### Task
Return a copy of every line in the data below that contains "instructions".

### Data for processing

------

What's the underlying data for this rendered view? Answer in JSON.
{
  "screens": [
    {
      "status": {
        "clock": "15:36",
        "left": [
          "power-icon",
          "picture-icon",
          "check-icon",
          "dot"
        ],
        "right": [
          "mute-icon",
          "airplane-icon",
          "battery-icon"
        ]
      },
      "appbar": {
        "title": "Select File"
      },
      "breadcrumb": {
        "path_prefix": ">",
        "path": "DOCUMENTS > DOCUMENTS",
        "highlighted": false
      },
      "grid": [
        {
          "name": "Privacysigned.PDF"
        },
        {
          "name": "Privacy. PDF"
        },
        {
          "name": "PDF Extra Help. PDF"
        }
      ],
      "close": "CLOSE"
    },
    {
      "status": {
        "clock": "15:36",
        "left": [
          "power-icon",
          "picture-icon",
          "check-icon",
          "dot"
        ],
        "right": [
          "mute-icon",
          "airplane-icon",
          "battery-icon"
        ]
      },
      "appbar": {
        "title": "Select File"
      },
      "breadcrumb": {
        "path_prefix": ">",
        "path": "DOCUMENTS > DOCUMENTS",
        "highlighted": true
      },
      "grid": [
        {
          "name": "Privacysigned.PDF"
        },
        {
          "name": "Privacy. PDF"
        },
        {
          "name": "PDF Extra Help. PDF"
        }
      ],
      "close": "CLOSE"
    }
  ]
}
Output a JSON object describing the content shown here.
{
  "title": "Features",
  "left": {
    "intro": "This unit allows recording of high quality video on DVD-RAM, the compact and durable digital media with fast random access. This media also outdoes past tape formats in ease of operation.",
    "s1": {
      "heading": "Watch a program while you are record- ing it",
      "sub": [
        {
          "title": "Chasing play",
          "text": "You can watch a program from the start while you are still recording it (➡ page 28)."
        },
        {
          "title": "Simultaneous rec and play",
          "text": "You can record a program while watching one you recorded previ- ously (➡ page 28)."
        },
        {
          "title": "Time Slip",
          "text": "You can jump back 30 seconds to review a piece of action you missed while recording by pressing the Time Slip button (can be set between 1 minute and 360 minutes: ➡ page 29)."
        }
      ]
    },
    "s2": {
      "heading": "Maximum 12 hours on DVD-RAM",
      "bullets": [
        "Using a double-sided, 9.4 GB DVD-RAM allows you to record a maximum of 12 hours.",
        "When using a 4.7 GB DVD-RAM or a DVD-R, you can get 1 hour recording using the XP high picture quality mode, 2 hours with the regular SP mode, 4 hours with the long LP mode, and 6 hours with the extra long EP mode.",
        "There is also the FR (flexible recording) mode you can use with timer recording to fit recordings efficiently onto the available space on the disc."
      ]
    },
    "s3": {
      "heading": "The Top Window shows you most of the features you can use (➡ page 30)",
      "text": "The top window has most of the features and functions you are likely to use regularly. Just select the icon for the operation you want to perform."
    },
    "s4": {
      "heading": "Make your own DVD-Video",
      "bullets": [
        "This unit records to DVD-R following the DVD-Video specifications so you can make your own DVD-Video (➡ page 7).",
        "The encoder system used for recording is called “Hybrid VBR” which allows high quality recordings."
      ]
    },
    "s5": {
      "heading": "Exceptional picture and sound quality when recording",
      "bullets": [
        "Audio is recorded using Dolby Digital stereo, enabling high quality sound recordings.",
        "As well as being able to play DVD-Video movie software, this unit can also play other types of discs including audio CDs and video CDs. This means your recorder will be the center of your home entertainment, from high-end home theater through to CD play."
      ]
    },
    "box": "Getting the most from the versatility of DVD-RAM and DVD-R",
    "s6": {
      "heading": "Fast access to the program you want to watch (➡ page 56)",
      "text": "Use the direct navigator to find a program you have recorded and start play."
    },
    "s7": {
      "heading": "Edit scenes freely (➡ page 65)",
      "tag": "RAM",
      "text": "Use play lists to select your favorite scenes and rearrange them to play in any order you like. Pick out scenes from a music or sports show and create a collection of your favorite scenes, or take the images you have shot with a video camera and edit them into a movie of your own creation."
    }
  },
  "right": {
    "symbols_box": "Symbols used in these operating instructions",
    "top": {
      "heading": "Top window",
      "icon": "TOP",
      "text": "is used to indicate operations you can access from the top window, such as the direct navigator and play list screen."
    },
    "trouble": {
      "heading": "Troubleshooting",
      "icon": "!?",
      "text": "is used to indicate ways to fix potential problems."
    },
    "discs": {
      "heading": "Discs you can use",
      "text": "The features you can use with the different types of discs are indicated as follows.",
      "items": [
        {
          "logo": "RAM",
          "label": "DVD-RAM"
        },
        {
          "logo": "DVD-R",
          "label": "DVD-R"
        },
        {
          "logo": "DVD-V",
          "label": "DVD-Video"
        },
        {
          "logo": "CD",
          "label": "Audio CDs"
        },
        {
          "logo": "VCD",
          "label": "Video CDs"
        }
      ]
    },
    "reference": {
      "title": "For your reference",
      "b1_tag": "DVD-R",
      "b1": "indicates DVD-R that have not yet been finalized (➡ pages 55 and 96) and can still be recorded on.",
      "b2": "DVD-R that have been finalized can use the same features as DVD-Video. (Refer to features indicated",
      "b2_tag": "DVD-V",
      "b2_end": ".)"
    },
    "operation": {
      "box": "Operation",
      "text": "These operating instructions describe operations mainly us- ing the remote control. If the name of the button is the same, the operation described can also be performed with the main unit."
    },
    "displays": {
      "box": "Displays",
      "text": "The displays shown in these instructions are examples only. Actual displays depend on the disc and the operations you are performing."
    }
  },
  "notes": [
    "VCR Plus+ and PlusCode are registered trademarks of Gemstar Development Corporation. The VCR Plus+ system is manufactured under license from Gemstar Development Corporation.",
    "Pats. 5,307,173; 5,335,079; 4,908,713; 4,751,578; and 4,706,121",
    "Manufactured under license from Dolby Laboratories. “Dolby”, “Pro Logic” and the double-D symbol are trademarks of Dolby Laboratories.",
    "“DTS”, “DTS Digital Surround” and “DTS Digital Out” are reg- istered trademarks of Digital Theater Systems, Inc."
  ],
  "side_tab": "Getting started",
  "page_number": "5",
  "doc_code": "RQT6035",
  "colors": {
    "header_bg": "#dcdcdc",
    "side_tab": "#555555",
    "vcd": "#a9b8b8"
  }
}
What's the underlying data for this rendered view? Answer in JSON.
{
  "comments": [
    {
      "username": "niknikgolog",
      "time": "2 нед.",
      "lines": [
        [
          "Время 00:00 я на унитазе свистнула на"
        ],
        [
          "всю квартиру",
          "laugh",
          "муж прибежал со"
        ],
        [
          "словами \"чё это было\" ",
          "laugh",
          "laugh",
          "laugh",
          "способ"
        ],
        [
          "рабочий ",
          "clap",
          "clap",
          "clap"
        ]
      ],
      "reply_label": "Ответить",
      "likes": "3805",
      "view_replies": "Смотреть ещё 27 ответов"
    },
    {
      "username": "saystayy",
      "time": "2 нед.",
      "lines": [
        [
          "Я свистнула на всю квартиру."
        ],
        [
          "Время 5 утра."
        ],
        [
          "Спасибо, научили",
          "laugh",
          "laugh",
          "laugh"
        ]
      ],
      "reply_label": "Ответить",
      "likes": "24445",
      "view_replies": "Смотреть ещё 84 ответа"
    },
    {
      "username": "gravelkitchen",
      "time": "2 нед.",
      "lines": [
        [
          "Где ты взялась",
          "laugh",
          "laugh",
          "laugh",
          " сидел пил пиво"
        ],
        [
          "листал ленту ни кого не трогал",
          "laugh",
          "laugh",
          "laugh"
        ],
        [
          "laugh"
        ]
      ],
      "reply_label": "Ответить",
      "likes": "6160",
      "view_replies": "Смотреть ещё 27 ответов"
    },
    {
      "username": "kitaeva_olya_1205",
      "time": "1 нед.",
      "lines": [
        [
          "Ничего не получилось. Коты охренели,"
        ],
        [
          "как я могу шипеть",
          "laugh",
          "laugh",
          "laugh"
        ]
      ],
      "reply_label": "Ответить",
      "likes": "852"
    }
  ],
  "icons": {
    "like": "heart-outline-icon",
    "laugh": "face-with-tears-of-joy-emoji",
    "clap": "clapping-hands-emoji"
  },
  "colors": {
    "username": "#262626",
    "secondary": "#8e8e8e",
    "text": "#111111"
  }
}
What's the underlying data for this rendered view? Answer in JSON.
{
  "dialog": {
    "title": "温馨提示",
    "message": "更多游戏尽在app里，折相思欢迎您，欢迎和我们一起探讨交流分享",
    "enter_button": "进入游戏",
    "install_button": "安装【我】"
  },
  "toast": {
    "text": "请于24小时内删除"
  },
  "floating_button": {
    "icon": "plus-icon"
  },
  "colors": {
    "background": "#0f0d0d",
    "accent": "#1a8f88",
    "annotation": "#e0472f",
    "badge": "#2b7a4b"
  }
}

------

### Response below
    "symbols_box": "Symbols used in these operating instructions",
      "text": "These operating instructions describe operations mainly us- ing the remote control. If the name of the button is the same, the operation described can also be performed with the main unit."
      "text": "The displays shown in these instructions are examples only. Actual displays depend on the disc and the operations you are performing."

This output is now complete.